Waiting for Omar Gatlato is conceived as a broad survey both of established Algerian artists and of those from the generation now coming of age in a post-civil war Algeria and in its diaspora. Waiting for Omar Gatlato is--first--the title of a book published in 1979 by the Algerian lawyer, feminist, and film critic Wassila Tamzali. Tamzali is in turn waiting for the central character of Merzak Allouache's extraordinary cinematic portrait of post-war Algerian youth released in 1976. This exhibition sketches anew the figure of Omar Gatlato, an Algerian Godot. 

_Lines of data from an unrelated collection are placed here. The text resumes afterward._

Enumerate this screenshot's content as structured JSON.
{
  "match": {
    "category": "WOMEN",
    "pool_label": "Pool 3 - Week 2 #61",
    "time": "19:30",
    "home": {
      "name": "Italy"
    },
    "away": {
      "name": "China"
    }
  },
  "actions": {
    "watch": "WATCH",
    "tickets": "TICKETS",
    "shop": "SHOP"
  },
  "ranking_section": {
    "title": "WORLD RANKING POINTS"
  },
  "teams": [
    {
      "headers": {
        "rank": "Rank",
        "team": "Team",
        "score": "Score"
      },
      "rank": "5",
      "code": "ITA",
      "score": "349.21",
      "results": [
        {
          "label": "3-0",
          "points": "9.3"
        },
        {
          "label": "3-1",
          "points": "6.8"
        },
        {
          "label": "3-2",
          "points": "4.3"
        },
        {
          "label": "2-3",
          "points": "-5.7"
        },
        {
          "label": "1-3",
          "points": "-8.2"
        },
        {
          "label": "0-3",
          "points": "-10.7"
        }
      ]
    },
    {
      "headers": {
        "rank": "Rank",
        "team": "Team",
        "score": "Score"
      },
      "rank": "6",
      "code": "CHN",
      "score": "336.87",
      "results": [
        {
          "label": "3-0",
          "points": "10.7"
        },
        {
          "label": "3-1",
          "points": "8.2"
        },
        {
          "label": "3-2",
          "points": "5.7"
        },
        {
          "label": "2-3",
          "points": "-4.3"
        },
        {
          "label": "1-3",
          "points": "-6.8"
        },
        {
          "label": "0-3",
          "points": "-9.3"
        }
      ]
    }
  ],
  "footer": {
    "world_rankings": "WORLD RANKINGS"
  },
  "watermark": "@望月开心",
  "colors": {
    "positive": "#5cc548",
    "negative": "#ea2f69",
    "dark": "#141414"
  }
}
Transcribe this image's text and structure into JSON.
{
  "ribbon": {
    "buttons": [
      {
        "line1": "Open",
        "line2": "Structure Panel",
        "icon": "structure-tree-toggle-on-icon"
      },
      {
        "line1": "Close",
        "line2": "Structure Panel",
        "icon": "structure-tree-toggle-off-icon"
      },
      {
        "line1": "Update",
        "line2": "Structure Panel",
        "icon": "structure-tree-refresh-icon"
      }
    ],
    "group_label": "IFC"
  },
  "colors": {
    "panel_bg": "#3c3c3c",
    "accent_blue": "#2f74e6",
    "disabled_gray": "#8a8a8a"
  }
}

The events of what is called the “Arab Spring” and its aftermath have renewed interest in the work of artists identified with the Arab world. Yet, the Algerian context is hard to integrate into a broad regional history because it is exceptional, even when viewed together with its North African neighbors, Tunisia and Morocco. The specificity of its long, intimate colonial relationship to France, the fact that it experienced a violent Islamic coalition movement in the 1990s, decades before the rise of ISIS, and the significance of its non-Arab, Muslim Berber minority in political discourse and cultural life are just a few factors contributing to this exceptionalism.

Waiting for Omar Gatlato will trace two main axis in the recent history of Algerian contemporary art: the representation of migration and of the conditions of Algerian immigrants abroad, especially such as conditions reproduce the colonial situation in a new form, and artwork attempting the difficult task of historical anamnesis, or of coming to terms with the violent legacy of Algeria’s Black Decade. 


October 26, 2019 - March 15, 2020

Curated By

Natasha Marie Llorens